Release Date(s)1968 (September 26, 2017)
Studio(s)United Artists/MGM/20th Century Fox (Shout!/Scream Factory)
- Film/Program Grade: B-
- Video Grade: B
- Audio Grade: B
- Extras Grade: C
Elio Petri’s A Quiet Place in the Country (aka Un tranquillo posto di campagna) is a difficult film to critique, particularly after a single viewing. As it’s about the eventual breakdown of a man suffering from mental illness, it’s not easy to follow the first time through due to the number of events taking place that may or may not actually be occurring, depending on your viewpoint. Starring Franco Nero as a successful painter looking to get away from it all and Vanessa Redgrave as his girlfriend who follows him to a country house where his mental faculties soon deteriorate, I would go so far as to say that A Quiet Place in the Country’s overtly avant-garde execution makes it one of the more unsettling films on the subject matter at hand.
Drawing upon the story “The Beckoning Fair One” by Oliver Onions (a novella that Mario Bava was keen on adapting at one time), the film takes very little from its source material, to the point that one ultimately has nothing to do with the other. Nothing about it really makes much sense as it can be incredibly disorienting and bizarre, or what I would describe as a pastiche of odd. Its unique and not in any way palatable for regular moviegoers – or barely any audience for that matter. Seeing it on repeated viewings and relying on interpretation to sort it out is the key to unlocking its nightmarish qualities. On the whole, A Quiet Place in the Country gets major points for being both memorable and interesting – a film you’re still thinking about long after seeing it.
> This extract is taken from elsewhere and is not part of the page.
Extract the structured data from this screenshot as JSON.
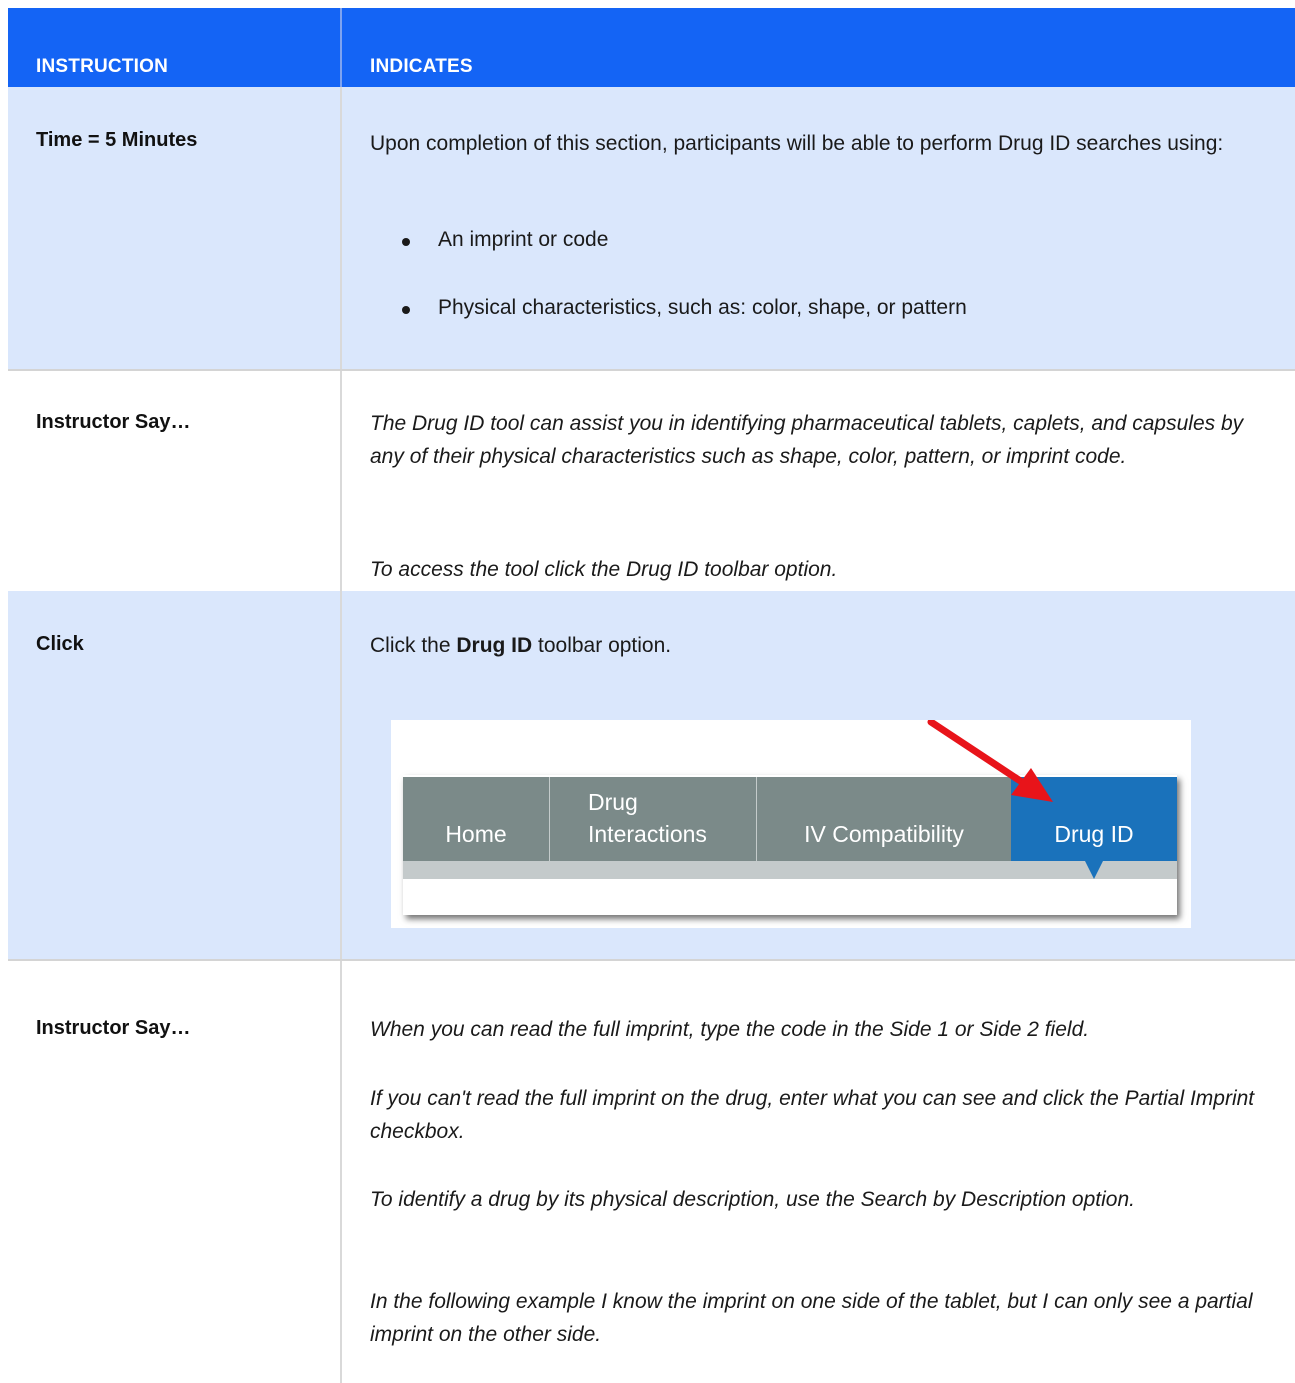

According to Scream Factory’s note at the start of the disc, “This new HD master was created with the best surviving film elements in the vault.” The presentation looks like a battered print with a vast amount of damage on display, but it has its positive points. Grain levels are well-rendered, although a bit clumpy in spots, while levels of detail are quite high. Color reproduction can be lush at times with good skin tones and bold primaries, while blacks tend to be deep. Top that off with excellent contrast and brightness and you have a transfer that appears natural and film-like in all respects. The aforementioned damage is abundant and includes scratches, speckling, damaged frames, density and emulsion issues, discoloration, dirt, debris, and instability, with some areas being more stable than others. However, no evidence of heavy DNR or edge enhancement is on display, so you have a rough presentation that’s entirely watchable but not perfect. The same goes for the audio, which includes tracks in both English and Italian mono DTS-HD with optional subtitles in English. The aural differences between the two tracks are minimal, with the English track’s dialogue sounding slightly more announced and cleaner than its Italian counterpart. Both tracks exhibit good score and sound effects reproduction, but both tracks also have narrow qualities. Distortion doesn’t play much of a factor, but hiss, crackle, and occasional dropouts are all present due to the limitations of the source.
The extras for this release are brief, but there are a couple of items of note, including an excellent audio commentary with film historian Troy Howarth, who goes into plenty of detail about the film’s background, all of the main players’ careers, and his critical analysis of the film, which is positive and thorough. It’s a track that, if you’re having trouble sorting through the film’s content and want to know more about it, it should help you out quite a bit. Alternatively is a new 32-minute interview with actor Franco Nero entitled Journey Into Madness. It’s in Italian with subtitles and covers his career and experiences making the film. In addition, there’s also the original theatrical trailer, presented in HD.
A Quiet Place in the Country is a truly peculiar film. One expecting something along the lines of a traditional horror film are going to be disappointed. However, if you enjoy cinema that’s challenging and never gives you all of the answers, this is one to seek out. Scream Factory’s presentation of it is, while not perfect, a great representation of it on the format.
- Tim Salmons